While the London-based firm were clear and deserved winners, there was no such clarity in the competition to design the Guggenheim Museum in Helsinki – no fewer than 1715 anonymous submissions were received, giving the jurors a real headache. More on this later…
The Museum of Narrative Art, Chicago. Via Archdaily
As the nights grew longer still, MAD Architects flirted with the Dark Side: their proposal for George Lucas’s Museum of Narrative Art in Chicago was unveiled to mixed reviews from Star Wars fans and architecture critics alike. The Force will awaken next year apparently, but Ma Yansong's red carpet reception may have to wait a little longer...

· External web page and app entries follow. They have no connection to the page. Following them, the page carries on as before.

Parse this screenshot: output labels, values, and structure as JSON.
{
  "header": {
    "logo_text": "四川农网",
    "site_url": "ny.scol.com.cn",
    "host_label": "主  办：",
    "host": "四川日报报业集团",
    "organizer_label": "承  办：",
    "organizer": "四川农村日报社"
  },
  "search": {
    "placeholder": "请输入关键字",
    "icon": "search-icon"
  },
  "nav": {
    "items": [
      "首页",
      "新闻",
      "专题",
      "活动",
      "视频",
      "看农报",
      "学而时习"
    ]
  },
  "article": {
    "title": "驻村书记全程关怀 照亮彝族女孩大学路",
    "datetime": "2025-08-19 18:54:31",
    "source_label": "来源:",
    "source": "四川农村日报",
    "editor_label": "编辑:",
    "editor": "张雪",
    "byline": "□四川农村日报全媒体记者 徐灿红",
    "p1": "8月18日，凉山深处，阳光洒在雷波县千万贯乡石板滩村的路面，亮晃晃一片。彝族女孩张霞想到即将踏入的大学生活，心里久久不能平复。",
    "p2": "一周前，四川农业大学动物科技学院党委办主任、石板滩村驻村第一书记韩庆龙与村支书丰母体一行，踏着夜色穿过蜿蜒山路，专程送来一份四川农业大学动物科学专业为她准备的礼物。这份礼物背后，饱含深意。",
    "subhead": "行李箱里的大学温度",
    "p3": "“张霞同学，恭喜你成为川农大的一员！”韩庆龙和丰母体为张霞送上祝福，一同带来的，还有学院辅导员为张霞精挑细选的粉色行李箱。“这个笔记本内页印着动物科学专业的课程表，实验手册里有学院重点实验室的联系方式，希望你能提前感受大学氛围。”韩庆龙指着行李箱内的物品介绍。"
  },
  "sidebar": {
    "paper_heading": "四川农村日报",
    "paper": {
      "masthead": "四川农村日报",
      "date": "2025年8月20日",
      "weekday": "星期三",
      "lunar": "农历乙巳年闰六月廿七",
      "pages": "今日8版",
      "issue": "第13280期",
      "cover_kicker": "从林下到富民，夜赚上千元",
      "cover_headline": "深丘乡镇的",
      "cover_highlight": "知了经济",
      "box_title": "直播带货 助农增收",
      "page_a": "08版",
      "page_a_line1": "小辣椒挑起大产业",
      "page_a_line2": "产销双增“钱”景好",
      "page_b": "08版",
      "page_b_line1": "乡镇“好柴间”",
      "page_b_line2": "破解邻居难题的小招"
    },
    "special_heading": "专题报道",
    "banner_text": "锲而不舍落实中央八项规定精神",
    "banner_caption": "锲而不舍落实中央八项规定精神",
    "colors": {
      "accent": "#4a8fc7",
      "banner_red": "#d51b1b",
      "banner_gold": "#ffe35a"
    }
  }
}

Sweeping gestures were all the rage this autumn, with the unveiling of BIG’s peeled-up plan for Smithsonian’s South Mall Campus and Herzog and de Meuron’s swooping design for the National Library of Israel.
One World Trade Center. Via Time
In the Big Apple, One World Trade Center finally opened, bringing to a close one of the most emotionally charged — not to mention bureaucratic — construction projects in the history of architecture. While this skyscraper stands as a towering ode to paranoia and compromise, at least it was completed in the end. The same could not be said of Calatrava’s epic Chicago Spire: the project was finally cancelled, leaving the Windy City with nothing to show for it but a huge hole in the ground.
Thomas Heatherwick's Garden Bridge, London, UK. Via Heatherwick Studio
As winter closed in, the jurors of Helsinki’s Guggenheim competition emerged from their huddle to announce the six finalists for the major art museum commission. The task of choosing a winner will be a more leisurely affair: we won’t find out the victor until June 2015.
Back in London, Thomas Heatherwick’s beautiful but contentious garden bridge proposal won approval from Westminster City Council, and work should begin on the Mayor’s pet project next year. More green schemes were afoot across the Atlantic, as James Corner Field Operations was entrusted with creating San Francisco’s very own ‘High Line’.
James Corner's Presidio Parklands, San Francisco. Via Dezeen
Finally, architects and product designers around the world scrambled to submit their entries for the 3rd annual A+ Awards — the definite global award program with 90+ categories and over 300 judges. The winners will be announced in the spring, so roll on 2015!
The Angry Architect